💡 the ikea effect

The IKEA effect is a cognitive bias in which consumers place a disproportionately high value on products they partially created.

Closely related to “effort justification” which had demonstrated that the more effort someone put into something, the more someone will value it.

Mentioned in this episode of QI, next to the rhyme as reason effect and the frequency illusion.

💡 the mindset list

In 1998, Tom McBride and Ron Nief of Wisconsin’s Beloit College began compiling lists of what had “always” or “never” been true in the lives of each incoming class of students, to remind faculty to be mindful of the references they made in class.

For example, that first class, born in 1980, had been 11 years old when the Soviet Union broke up and did not remember the Cold War. They had never had a polio shot and never owned a record player.
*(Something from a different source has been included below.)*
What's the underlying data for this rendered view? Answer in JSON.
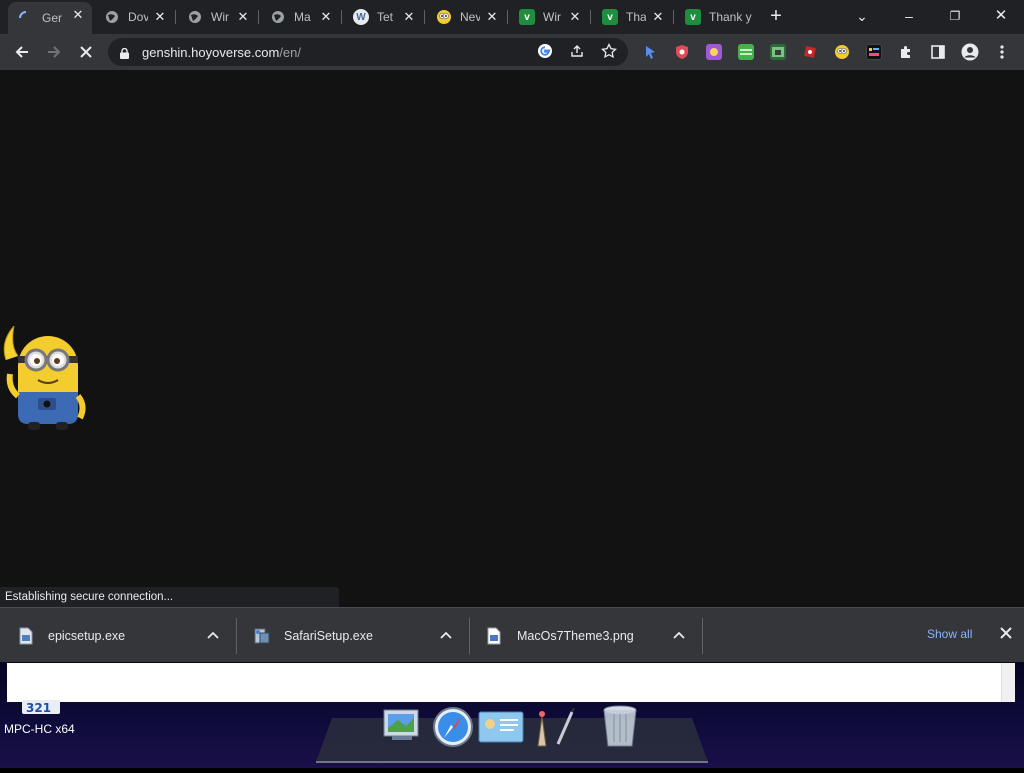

Their popcorn had always been cooked in a microwave, and they’d always had cable television. Here are some details of the worldview of the class of 2022:

  • Outer space has never been without human habitation.
  • The Prius has always been on the road in the U.S.
  • They never used a spit bowl in a dentist’s office.
  • Mass market books have always been available exclusively as Ebooks.
  • There have always been more than a billion people in India.
  • Films have always been distributed on the Internet.
  • The detachable computer mouse is almost extinct.
  • The Mir space station has always been at the bottom of the South Pacific.

Other recent lists are here.

via Futility Closet

💡 word of the day: teleology


  1. (philosophy) The study of the purpose or design of natural occurrences.
  2. (by extension) An instance of such a design or purpose, usually in natural phenomena.
  3. The use of a purpose or design rather than the laws of nature to explain an occurrence.


💡 2021 is the lem year

On 13th September 2021 “we celebrate the centenary of the birth of Stanisław Lem - writer, futurologist and philosopher, whose work ignites the imagination of readers all around the world.”

illustration: Daniel Mróz

Check out the awesome celebratory website: https://lem2021.org/

And some quotes:

  • “There is no such nonsense that people would be incapable of believing it.
  • “It’s impossible to talk to people who cannot see the obvious.
  • “Stupidity is the driving force of history.
  • “The world is actually an hallucination of some Superbrain gone berserk in a manner infinite but bounded.”

💡 tetraxenonogold

A highly unusual compound of four xenon atoms bound to a gold atom.

tetraxenongold ball model

“Tetraxenonogold(II) is unusual in that it is a compound of the notoriously inert atoms xenon and gold. It is also unusual in that it uses xenon as a transition metal ligand, and in that it contains gold in the +2 oxidation state. It can be produced by reduction of AuF3 in the presence of fluoroantimonic acid (the strongest superacid) and xenon, and crystallised at low temperature.

It was the first description of a compound between a noble gas and a noble metal. It was first described in 2000 by Konrad Seppelt and Stefan Seidel.”

via Wikipedia

💡 the history of the Bulgarian split squat

The Cold War period was a time of great experimentation for both weightlifters and their coaches. People played around with different rep schemes, techniques and numerous means of periodisation. All in the quest for Olympic glory. Oftentimes it was the Nations who dominated the lifting platform that brought us the real and lasting innovations. Think again about the Romanian deadlift and how it came to the wider lifting world.

Well one such weightlifting powerhouse during the 1970s and 1980s being the Communist state of Bulgaria. Demonstrating a ferocity and raw power, Bulgarian lifters were the go to experts of the field. Something evidenced by the fact that many lifters still emulate their training programmes from the era.

Weightlifter performing a split

more on Physical Culture Study

💡 the enlightenment of age

This year, people over 65 began to outnumber those under 5 for the first time in history.

What are we to conclude? Is ageing a disease that can be eradicated by science, or the natural third act of life, threatened by over-medicalization? Viewpoints will undoubtedly be as variable as experience and temperament. There might be some wisdom in simply following an adage attributed to seventeeth-century philosopher Francis Bacon: “old age is always 15 years older than I am”.

Nature 573, 193-194 (2019)